Task requirements >> Within the entries below, every line containing "this" is to be copied.

Information provided >>
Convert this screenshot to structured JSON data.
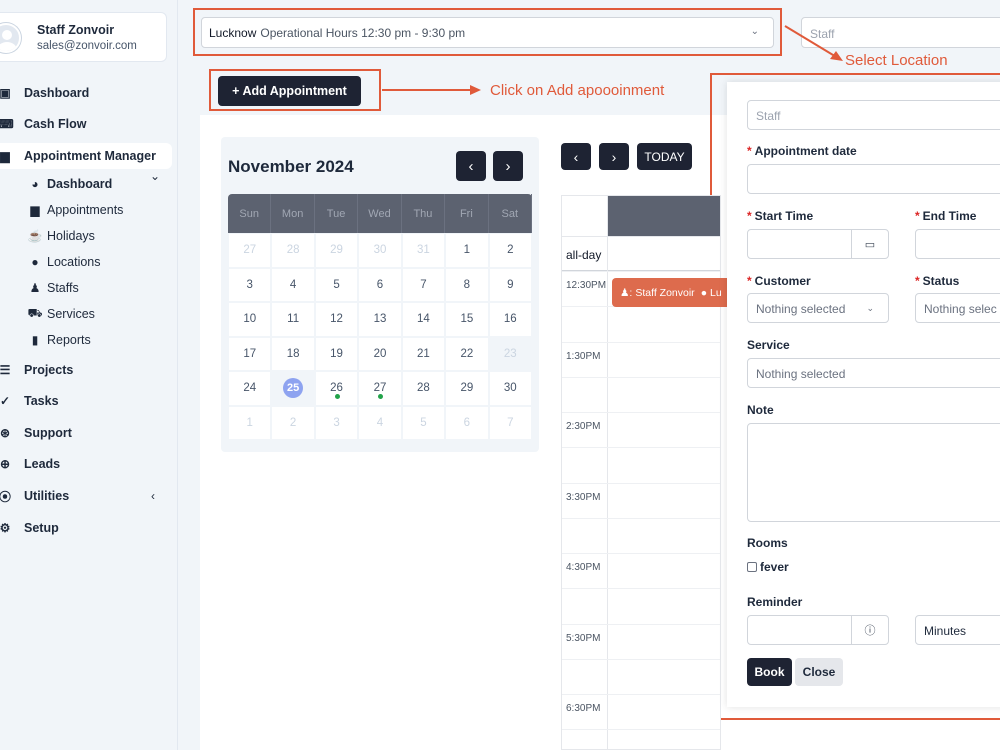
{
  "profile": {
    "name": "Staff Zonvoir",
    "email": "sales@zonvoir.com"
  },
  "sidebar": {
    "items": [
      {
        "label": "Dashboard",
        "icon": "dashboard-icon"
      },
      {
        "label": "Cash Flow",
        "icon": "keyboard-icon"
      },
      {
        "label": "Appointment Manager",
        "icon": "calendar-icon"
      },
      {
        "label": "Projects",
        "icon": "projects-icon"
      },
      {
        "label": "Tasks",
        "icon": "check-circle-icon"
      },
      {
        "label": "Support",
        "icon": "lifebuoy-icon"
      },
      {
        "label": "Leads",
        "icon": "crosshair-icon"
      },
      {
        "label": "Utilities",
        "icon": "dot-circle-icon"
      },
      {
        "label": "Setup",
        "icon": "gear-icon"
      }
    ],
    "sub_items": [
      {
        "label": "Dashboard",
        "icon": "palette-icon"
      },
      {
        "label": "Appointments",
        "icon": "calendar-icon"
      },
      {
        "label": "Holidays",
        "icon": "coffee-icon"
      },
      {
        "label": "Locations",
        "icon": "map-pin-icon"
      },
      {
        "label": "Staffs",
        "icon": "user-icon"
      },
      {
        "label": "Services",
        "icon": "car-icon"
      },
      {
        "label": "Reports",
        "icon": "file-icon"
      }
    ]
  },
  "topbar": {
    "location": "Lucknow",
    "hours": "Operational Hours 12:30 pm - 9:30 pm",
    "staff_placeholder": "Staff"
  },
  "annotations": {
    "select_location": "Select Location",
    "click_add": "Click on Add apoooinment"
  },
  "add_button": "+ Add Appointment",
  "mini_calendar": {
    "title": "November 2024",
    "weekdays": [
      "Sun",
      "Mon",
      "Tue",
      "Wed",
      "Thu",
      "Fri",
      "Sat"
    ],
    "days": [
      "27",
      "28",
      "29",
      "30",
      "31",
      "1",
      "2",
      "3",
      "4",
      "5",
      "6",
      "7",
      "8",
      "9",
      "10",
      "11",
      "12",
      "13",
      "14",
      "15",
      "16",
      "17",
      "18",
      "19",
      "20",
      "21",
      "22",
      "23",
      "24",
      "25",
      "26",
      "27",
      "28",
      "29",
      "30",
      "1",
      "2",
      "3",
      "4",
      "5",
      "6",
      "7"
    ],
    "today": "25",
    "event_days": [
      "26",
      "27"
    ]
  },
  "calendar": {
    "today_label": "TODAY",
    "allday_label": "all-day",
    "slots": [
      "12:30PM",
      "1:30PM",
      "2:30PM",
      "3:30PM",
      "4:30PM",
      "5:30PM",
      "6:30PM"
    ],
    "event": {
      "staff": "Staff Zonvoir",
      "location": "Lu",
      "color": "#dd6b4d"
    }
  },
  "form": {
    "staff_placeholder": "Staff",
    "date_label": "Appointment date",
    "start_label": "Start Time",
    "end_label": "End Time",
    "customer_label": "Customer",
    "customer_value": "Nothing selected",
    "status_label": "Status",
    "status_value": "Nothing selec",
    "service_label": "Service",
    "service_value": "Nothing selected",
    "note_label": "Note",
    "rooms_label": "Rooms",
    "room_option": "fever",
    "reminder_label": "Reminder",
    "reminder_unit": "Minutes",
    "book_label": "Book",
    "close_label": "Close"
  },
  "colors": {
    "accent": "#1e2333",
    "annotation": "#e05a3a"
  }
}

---

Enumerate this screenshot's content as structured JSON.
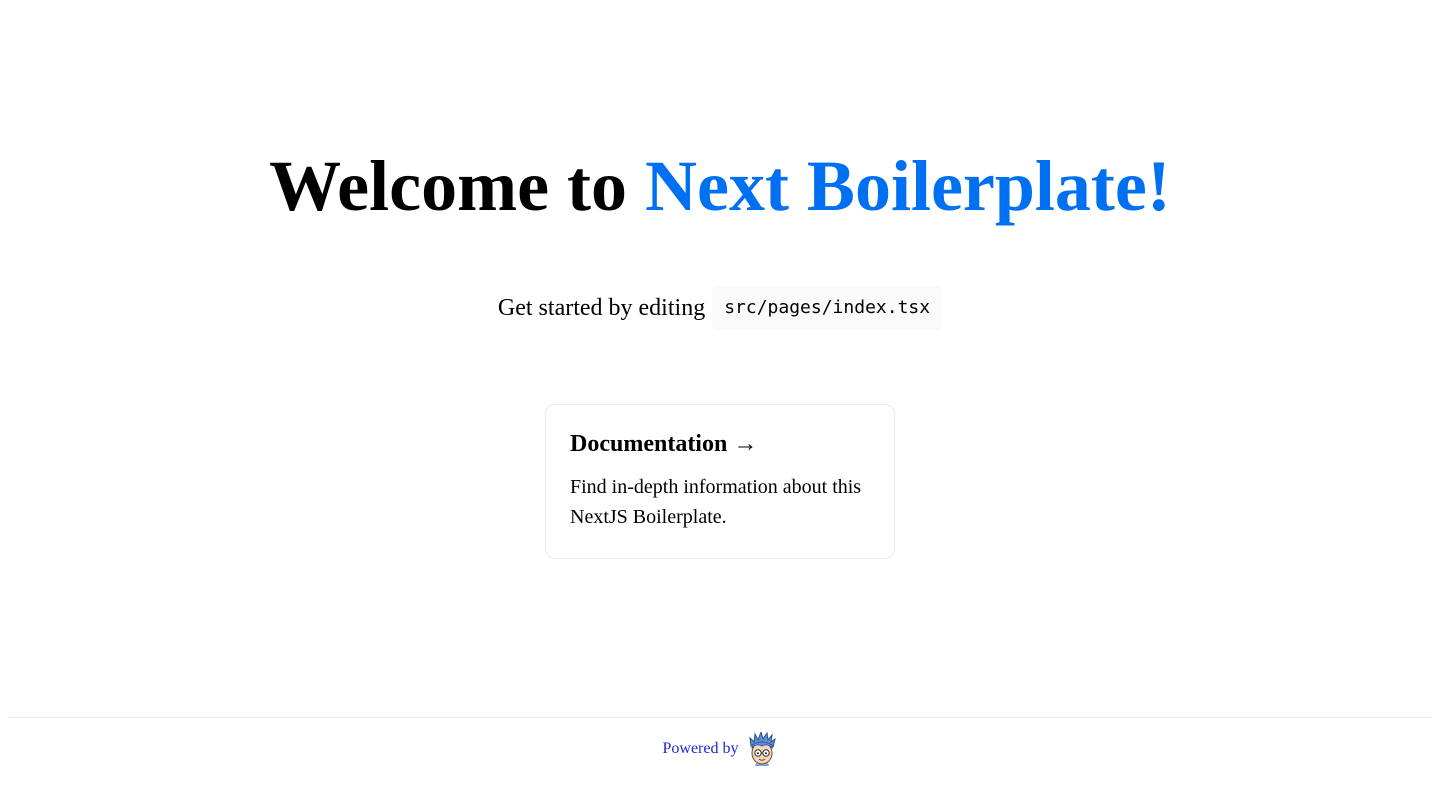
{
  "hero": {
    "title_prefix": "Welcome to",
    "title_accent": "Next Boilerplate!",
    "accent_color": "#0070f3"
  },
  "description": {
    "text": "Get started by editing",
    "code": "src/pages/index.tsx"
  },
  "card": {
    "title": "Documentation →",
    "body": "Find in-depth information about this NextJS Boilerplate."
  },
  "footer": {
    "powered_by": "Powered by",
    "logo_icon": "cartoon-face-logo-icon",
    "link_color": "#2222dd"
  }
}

Task solution >>
Convert this screenshot to structured JSON data.
Enumerate this screenshot's content as structured JSON.
    "body": "Find in-depth information about this NextJS Boilerplate."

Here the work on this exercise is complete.